The beverage program hits its highest note on wines, offering more than a dozen unsung Italian grapes such as Lagrein and Vermentino in addition to more famous Cabernet Francs and thirst-quenching Roses. Prosecco is available on tap, though the in-house carbonation differs little from bottled bubbles.

Beer and cocktails are poured slightly smaller than normal, but Peroni on draft and the bittersweet Virginia is For Lovers — a commingling of local gin and orange aperol, the lip-smacking punch at Isabella’s kicky dinner party — are well worth the higher price points.

Of course, no trip through the culinary consciousness of a celebrity chef would be complete without dessert. On that score, Isabella sticks to his familial bent by leading with his wife’s hearty Nutella sandwich cookies. A bit heavy on the sugar, their sweetness is balanced well by an extra scoop of sea-salt gelato, the same flavor that also suffers a mismatch with an otherwise memorable pitch-dark chocolate tart. 

The winner among the final courses, however, is an off-menu item: ricotta zeppoles, fried orbs that leave a lemony trail on the palate and come coated in a crunchy strawberry powdered sugar. One bite recalls fruity Pop Rocks candy layered upon feather-light cheese, a high-class take on fond memories of teenage-year street fairs.

The dessert is, incredibly, a microcosm of the world Isabella creates at Graffiato: adventurous but not pretentious, confident in its execution even when a dish falls flat.

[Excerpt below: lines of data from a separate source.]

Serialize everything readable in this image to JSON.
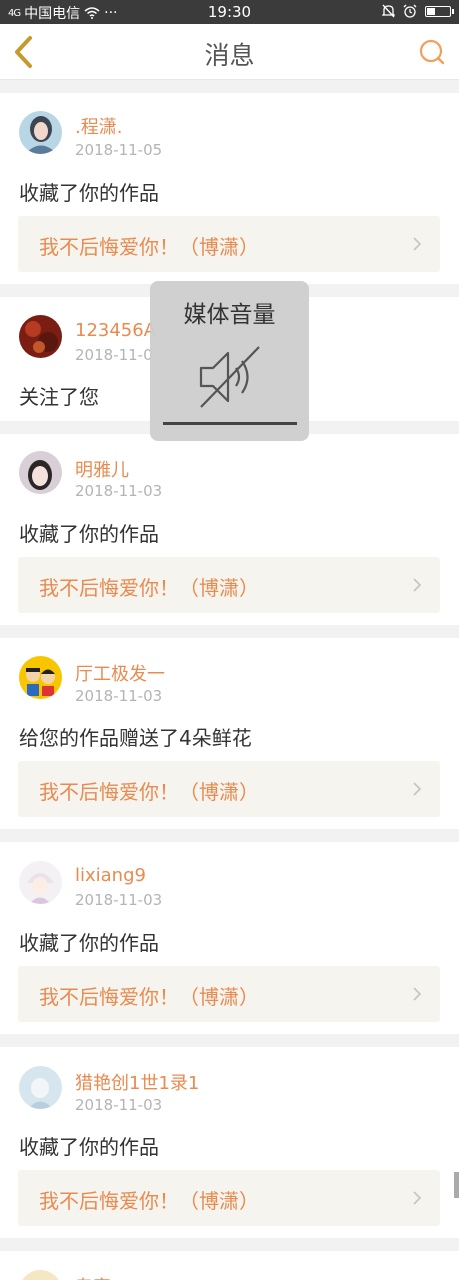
{
  "status_bar": {
    "signal": "4G",
    "carrier": "中国电信",
    "dots": "···",
    "time": "19:30"
  },
  "header": {
    "title": "消息"
  },
  "messages": [
    {
      "user": ".程潇.",
      "date": "2018-11-05",
      "action": "收藏了你的作品",
      "work_title": "我不后悔爱你！（博潇）"
    },
    {
      "user": "123456A",
      "date": "2018-11-0",
      "action": "关注了您"
    },
    {
      "user": "明雅儿",
      "date": "2018-11-03",
      "action": "收藏了你的作品",
      "work_title": "我不后悔爱你！（博潇）"
    },
    {
      "user": "厅工极发一",
      "date": "2018-11-03",
      "action": "给您的作品赠送了4朵鲜花",
      "work_title": "我不后悔爱你！（博潇）"
    },
    {
      "user": "lixiang9",
      "date": "2018-11-03",
      "action": "收藏了你的作品",
      "work_title": "我不后悔爱你！（博潇）"
    },
    {
      "user": "猎艳创1世1录1",
      "date": "2018-11-03",
      "action": "收藏了你的作品",
      "work_title": "我不后悔爱你！（博潇）"
    },
    {
      "user": "专家"
    }
  ],
  "volume_toast": {
    "title": "媒体音量",
    "level": 0,
    "muted": true
  },
  "colors": {
    "accent": "#e98b50",
    "status_bar": "#3b3b3b",
    "card_bg": "#ffffff",
    "page_bg": "#f2f2f2",
    "work_bg": "#f5f4ee"
  }
}
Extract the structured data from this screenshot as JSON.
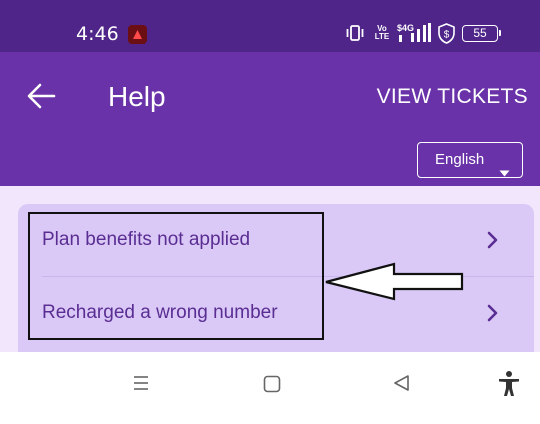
{
  "status_bar": {
    "time": "4:46",
    "network_label": "Vo LTE",
    "signal_label": "4G",
    "battery_level": "55",
    "icons": [
      "alert-icon",
      "vibrate-icon",
      "volte-icon",
      "signal-icon",
      "shield-icon",
      "battery-icon"
    ]
  },
  "header": {
    "back_icon": "arrow-left-icon",
    "title": "Help",
    "view_tickets_label": "VIEW TICKETS",
    "language_selected": "English",
    "language_caret_icon": "caret-down-icon"
  },
  "help_topics": [
    {
      "label": "Plan benefits not applied",
      "icon": "chevron-right-icon"
    },
    {
      "label": "Recharged a wrong number",
      "icon": "chevron-right-icon"
    }
  ],
  "annotation": {
    "box": "highlight-box",
    "arrow": "left-arrow-icon"
  },
  "nav_bar": {
    "icons": [
      "menu-icon",
      "home-icon",
      "back-icon",
      "accessibility-icon"
    ]
  },
  "colors": {
    "status_bar": "#4f2589",
    "app_bar": "#6a32a8",
    "page_background": "#f1e6fb",
    "card": "#dac9f6",
    "item_text": "#5a2d93"
  }
}
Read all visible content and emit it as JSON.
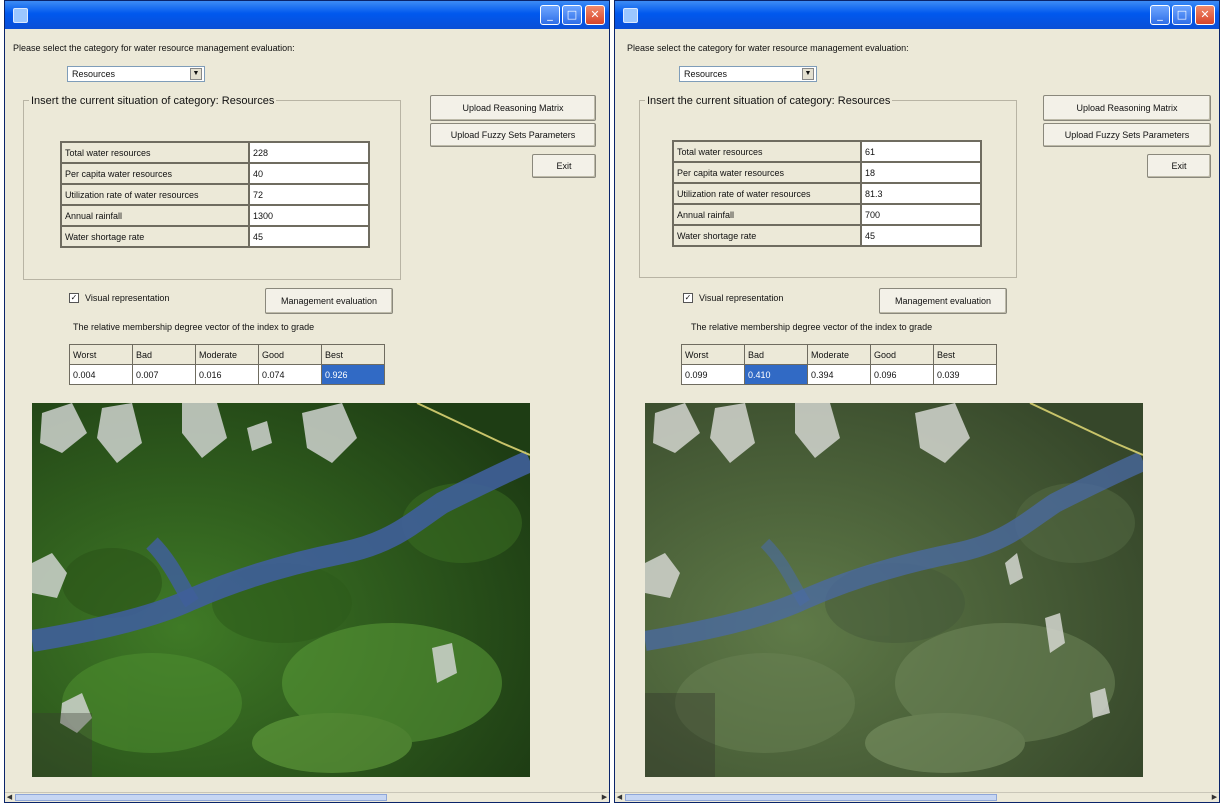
{
  "instruction": "Please select the category for water resource management evaluation:",
  "windows": [
    {
      "category_value": "Resources",
      "group_title": "Insert the current situation of category: Resources",
      "buttons": {
        "upload_matrix": "Upload Reasoning Matrix",
        "upload_fuzzy": "Upload Fuzzy Sets Parameters",
        "exit": "Exit",
        "evaluate": "Management evaluation"
      },
      "visual_label": "Visual representation",
      "visual_checked": true,
      "rows": [
        {
          "label": "Total water resources",
          "value": "228"
        },
        {
          "label": "Per capita water resources",
          "value": "40"
        },
        {
          "label": "Utilization rate of water resources",
          "value": "72"
        },
        {
          "label": "Annual rainfall",
          "value": "1300"
        },
        {
          "label": "Water shortage rate",
          "value": "45"
        }
      ],
      "degree_caption": "The relative membership degree vector of the index to grade",
      "grades": [
        "Worst",
        "Bad",
        "Moderate",
        "Good",
        "Best"
      ],
      "degrees": [
        "0.004",
        "0.007",
        "0.016",
        "0.074",
        "0.926"
      ],
      "selected_grade_index": 4
    },
    {
      "category_value": "Resources",
      "group_title": "Insert the current situation of category: Resources",
      "buttons": {
        "upload_matrix": "Upload Reasoning Matrix",
        "upload_fuzzy": "Upload Fuzzy Sets Parameters",
        "exit": "Exit",
        "evaluate": "Management evaluation"
      },
      "visual_label": "Visual representation",
      "visual_checked": true,
      "rows": [
        {
          "label": "Total water resources",
          "value": "61"
        },
        {
          "label": "Per capita water resources",
          "value": "18"
        },
        {
          "label": "Utilization rate of water resources",
          "value": "81.3"
        },
        {
          "label": "Annual rainfall",
          "value": "700"
        },
        {
          "label": "Water shortage rate",
          "value": "45"
        }
      ],
      "degree_caption": "The relative membership degree vector of the index to grade",
      "grades": [
        "Worst",
        "Bad",
        "Moderate",
        "Good",
        "Best"
      ],
      "degrees": [
        "0.099",
        "0.410",
        "0.394",
        "0.096",
        "0.039"
      ],
      "selected_grade_index": 1
    }
  ],
  "colors": {
    "titlebar": "#0058ee",
    "selection": "#316ac5",
    "window_bg": "#ece9d8",
    "forest_left": "#2f5a1e",
    "forest_right": "#4a5e3a",
    "water": "#3f5f9a"
  },
  "icons": [
    "minimize-icon",
    "maximize-icon",
    "close-icon",
    "dropdown-arrow-icon",
    "check-icon",
    "scroll-left-icon",
    "scroll-right-icon"
  ]
}
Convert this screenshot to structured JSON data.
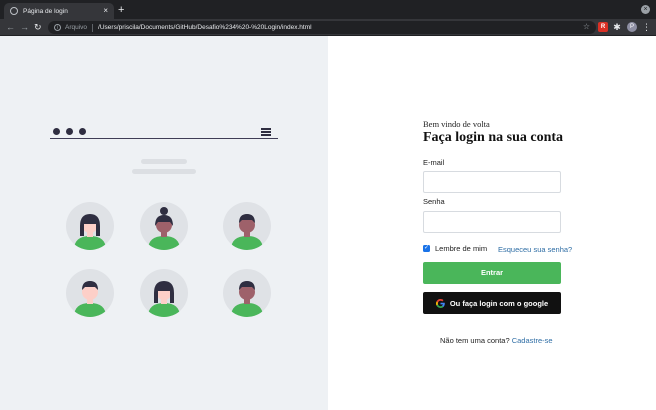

His highly personal creation is already flying high.


707 6th St. NW (202) 289-3600 www.graffiatodc.com

Hours: Lunch, 12-5 p.m. Monday-Friday; Dinner, 5 p.m.-12 a.m. Sunday-Tuesday, 5 p.m.-1 a.m. Wednesday and Thursday, 5 p.m.-2 a.m. Friday and Saturday. Prices: Sharing-plate prices range from $6 to $19. Reservations strongly recommended; waits can run upwards of 60 minutes.

Ideal Meal: Roasted cauliflower; cheese plate; octopus; sweet corn agnolotti; Countryman pizza; zeppoles.